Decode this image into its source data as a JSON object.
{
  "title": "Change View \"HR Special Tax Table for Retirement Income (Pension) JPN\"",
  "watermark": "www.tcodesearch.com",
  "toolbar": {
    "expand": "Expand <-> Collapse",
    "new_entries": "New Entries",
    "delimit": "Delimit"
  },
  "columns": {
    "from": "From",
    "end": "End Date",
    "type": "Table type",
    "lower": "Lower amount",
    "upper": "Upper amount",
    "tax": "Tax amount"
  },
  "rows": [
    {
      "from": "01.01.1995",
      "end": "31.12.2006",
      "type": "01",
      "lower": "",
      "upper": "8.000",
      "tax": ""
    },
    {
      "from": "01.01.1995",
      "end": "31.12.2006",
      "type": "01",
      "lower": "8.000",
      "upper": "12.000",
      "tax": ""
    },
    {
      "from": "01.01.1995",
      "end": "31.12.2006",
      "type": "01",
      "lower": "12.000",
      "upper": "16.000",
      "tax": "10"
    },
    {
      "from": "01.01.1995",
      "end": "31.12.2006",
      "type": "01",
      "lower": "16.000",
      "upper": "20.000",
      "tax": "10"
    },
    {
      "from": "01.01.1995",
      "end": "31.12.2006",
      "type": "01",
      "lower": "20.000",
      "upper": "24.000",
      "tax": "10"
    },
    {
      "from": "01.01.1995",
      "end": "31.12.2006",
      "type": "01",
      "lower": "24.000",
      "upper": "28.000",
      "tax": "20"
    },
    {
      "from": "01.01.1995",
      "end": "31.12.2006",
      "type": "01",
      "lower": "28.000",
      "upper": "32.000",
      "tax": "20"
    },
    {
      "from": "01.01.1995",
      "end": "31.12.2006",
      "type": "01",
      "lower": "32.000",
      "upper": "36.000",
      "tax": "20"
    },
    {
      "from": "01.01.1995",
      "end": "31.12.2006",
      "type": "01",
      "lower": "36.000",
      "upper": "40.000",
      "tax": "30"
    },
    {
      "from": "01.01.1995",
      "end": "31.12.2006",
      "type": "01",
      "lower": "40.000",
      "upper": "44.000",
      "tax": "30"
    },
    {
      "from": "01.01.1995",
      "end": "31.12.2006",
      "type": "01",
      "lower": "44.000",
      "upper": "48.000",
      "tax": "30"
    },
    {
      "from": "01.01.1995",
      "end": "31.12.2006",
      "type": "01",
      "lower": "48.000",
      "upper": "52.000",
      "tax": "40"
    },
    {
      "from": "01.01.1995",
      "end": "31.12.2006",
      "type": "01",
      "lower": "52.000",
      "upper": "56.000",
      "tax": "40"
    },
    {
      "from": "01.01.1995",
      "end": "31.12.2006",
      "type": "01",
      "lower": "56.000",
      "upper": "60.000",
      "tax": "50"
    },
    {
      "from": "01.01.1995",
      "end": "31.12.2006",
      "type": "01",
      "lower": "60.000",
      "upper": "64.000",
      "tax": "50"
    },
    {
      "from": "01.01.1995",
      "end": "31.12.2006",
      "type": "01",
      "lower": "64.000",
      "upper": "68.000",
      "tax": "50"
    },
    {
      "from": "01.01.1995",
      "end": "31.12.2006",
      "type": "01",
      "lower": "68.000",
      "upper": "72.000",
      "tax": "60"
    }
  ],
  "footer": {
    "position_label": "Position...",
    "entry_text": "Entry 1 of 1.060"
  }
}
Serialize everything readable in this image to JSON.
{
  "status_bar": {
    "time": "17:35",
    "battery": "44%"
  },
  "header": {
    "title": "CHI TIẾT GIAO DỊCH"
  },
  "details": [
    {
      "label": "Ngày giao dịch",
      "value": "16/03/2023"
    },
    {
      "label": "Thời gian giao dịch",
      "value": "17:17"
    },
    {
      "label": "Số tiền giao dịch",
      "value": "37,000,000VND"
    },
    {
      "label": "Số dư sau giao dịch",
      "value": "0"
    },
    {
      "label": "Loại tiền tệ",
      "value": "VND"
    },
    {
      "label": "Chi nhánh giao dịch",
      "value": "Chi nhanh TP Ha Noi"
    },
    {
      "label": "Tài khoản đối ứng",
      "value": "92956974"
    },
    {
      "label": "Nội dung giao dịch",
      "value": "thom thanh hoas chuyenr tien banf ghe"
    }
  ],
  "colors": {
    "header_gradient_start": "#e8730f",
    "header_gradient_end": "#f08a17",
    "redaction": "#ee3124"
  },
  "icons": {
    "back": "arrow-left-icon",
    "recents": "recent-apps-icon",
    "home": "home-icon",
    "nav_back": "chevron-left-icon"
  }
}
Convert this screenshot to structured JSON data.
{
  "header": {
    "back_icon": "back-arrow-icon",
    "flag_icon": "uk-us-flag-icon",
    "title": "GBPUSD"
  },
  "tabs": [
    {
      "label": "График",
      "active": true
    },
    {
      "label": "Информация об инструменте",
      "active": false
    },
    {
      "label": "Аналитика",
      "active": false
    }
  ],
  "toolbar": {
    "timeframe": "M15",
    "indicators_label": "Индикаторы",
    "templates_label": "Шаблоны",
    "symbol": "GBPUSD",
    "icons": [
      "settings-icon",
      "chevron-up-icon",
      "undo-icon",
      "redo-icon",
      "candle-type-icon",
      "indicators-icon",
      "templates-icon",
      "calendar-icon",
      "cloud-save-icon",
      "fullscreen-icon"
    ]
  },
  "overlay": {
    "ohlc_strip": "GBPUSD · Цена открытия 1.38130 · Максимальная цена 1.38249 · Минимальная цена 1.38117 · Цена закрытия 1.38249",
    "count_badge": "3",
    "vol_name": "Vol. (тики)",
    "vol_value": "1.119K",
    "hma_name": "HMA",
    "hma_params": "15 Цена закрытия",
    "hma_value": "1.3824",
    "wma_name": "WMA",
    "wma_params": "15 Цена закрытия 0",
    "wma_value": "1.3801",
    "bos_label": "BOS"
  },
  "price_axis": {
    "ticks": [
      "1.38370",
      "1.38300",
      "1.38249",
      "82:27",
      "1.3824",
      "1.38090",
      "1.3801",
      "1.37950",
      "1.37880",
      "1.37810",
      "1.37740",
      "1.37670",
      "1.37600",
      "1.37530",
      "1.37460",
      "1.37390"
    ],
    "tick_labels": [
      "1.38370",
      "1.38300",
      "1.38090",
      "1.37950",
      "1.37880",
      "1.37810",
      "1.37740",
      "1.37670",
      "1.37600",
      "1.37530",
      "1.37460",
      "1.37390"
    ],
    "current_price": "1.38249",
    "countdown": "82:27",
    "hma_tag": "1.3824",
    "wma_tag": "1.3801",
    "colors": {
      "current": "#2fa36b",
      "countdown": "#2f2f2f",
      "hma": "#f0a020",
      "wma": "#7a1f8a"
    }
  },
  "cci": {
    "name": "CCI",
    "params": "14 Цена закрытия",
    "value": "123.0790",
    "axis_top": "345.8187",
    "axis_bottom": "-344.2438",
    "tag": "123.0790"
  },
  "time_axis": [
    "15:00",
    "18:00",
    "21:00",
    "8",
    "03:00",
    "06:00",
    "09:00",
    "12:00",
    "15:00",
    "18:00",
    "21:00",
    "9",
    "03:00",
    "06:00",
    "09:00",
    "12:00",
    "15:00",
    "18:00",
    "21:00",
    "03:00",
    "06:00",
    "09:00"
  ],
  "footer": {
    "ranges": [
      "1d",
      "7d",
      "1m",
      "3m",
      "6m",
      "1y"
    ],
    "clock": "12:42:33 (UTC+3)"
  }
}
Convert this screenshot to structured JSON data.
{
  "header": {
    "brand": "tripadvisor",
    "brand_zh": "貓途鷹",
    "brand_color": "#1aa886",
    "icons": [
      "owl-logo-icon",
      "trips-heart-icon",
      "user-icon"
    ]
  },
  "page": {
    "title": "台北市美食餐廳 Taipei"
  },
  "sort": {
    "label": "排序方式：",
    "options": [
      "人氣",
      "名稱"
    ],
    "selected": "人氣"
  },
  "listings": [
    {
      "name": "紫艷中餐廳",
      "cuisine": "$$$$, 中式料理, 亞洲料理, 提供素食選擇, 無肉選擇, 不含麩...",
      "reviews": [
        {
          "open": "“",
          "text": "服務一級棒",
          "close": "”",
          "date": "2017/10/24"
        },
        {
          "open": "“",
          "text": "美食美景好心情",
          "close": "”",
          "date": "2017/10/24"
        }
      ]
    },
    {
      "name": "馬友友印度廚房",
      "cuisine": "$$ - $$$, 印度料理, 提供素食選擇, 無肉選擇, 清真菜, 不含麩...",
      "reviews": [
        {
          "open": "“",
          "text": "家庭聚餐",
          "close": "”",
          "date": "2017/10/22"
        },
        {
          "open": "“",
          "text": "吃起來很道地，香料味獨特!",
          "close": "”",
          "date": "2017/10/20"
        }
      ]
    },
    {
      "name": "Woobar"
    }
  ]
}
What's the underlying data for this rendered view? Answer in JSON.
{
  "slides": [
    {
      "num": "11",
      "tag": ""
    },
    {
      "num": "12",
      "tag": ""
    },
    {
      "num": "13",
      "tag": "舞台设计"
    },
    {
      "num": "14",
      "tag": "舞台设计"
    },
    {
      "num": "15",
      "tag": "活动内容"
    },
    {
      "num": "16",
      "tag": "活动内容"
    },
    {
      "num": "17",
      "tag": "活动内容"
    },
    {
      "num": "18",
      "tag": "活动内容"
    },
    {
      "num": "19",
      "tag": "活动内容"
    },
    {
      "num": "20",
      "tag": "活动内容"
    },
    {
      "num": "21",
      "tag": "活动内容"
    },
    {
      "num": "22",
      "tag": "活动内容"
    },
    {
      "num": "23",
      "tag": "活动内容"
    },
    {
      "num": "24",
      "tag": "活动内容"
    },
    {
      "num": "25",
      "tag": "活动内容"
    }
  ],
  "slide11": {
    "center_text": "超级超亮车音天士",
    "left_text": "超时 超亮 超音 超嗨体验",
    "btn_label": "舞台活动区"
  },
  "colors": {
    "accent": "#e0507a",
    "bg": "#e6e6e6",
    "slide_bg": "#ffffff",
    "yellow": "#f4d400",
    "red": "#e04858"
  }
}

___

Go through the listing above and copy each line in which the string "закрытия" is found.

» **Completed task**
    "ohlc_strip": "GBPUSD · Цена открытия 1.38130 · Максимальная цена 1.38249 · Минимальная цена 1.38117 · Цена закрытия 1.38249",
    "hma_params": "15 Цена закрытия",
    "wma_params": "15 Цена закрытия 0",
    "params": "14 Цена закрытия",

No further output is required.